What is being asked - Print the data once more, exactly as supplied.

(Stored entries)
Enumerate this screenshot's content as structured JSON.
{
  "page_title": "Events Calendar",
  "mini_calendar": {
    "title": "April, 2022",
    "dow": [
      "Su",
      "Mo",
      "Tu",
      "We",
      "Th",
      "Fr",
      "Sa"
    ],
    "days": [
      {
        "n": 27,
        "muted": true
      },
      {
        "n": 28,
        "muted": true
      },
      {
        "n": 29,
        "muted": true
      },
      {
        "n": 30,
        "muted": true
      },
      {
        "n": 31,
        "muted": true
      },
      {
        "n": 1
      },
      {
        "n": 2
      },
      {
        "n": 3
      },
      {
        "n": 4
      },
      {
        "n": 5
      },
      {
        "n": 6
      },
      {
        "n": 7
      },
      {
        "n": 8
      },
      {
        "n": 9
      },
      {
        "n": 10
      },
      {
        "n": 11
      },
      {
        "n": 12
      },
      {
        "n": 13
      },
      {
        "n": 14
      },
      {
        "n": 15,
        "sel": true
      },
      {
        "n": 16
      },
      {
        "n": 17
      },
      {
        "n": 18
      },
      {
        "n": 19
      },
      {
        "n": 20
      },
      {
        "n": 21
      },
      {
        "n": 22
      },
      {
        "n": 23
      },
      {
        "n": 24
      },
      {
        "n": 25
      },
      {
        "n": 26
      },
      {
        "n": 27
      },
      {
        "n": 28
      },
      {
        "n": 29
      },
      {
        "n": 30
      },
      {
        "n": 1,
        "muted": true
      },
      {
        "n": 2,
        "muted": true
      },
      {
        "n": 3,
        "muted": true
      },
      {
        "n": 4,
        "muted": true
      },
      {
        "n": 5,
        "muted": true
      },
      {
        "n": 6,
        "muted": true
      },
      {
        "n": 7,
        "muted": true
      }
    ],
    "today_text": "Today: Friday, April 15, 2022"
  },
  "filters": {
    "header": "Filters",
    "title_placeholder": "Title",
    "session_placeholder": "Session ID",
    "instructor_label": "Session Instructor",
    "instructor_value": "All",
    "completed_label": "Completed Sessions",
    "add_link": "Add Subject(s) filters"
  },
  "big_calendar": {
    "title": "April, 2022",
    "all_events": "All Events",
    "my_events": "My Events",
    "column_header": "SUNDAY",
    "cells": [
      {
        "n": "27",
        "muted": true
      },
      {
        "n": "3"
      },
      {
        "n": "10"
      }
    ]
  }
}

Problem solution -
Enumerate this screenshot's content as structured JSON.
{
  "page_title": "Events Calendar",
  "mini_calendar": {
    "title": "April, 2022",
    "dow": [
      "Su",
      "Mo",
      "Tu",
      "We",
      "Th",
      "Fr",
      "Sa"
    ],
    "days": [
      {
        "n": 27,
        "muted": true
      },
      {
        "n": 28,
        "muted": true
      },
      {
        "n": 29,
        "muted": true
      },
      {
        "n": 30,
        "muted": true
      },
      {
        "n": 31,
        "muted": true
      },
      {
        "n": 1
      },
      {
        "n": 2
      },
      {
        "n": 3
      },
      {
        "n": 4
      },
      {
        "n": 5
      },
      {
        "n": 6
      },
      {
        "n": 7
      },
      {
        "n": 8
      },
      {
        "n": 9
      },
      {
        "n": 10
      },
      {
        "n": 11
      },
      {
        "n": 12
      },
      {
        "n": 13
      },
      {
        "n": 14
      },
      {
        "n": 15,
        "sel": true
      },
      {
        "n": 16
      },
      {
        "n": 17
      },
      {
        "n": 18
      },
      {
        "n": 19
      },
      {
        "n": 20
      },
      {
        "n": 21
      },
      {
        "n": 22
      },
      {
        "n": 23
      },
      {
        "n": 24
      },
      {
        "n": 25
      },
      {
        "n": 26
      },
      {
        "n": 27
      },
      {
        "n": 28
      },
      {
        "n": 29
      },
      {
        "n": 30
      },
      {
        "n": 1,
        "muted": true
      },
      {
        "n": 2,
        "muted": true
      },
      {
        "n": 3,
        "muted": true
      },
      {
        "n": 4,
        "muted": true
      },
      {
        "n": 5,
        "muted": true
      },
      {
        "n": 6,
        "muted": true
      },
      {
        "n": 7,
        "muted": true
      }
    ],
    "today_text": "Today: Friday, April 15, 2022"
  },
  "filters": {
    "header": "Filters",
    "title_placeholder": "Title",
    "session_placeholder": "Session ID",
    "instructor_label": "Session Instructor",
    "instructor_value": "All",
    "completed_label": "Completed Sessions",
    "add_link": "Add Subject(s) filters"
  },
  "big_calendar": {
    "title": "April, 2022",
    "all_events": "All Events",
    "my_events": "My Events",
    "column_header": "SUNDAY",
    "cells": [
      {
        "n": "27",
        "muted": true
      },
      {
        "n": "3"
      },
      {
        "n": "10"
      }
    ]
  }
}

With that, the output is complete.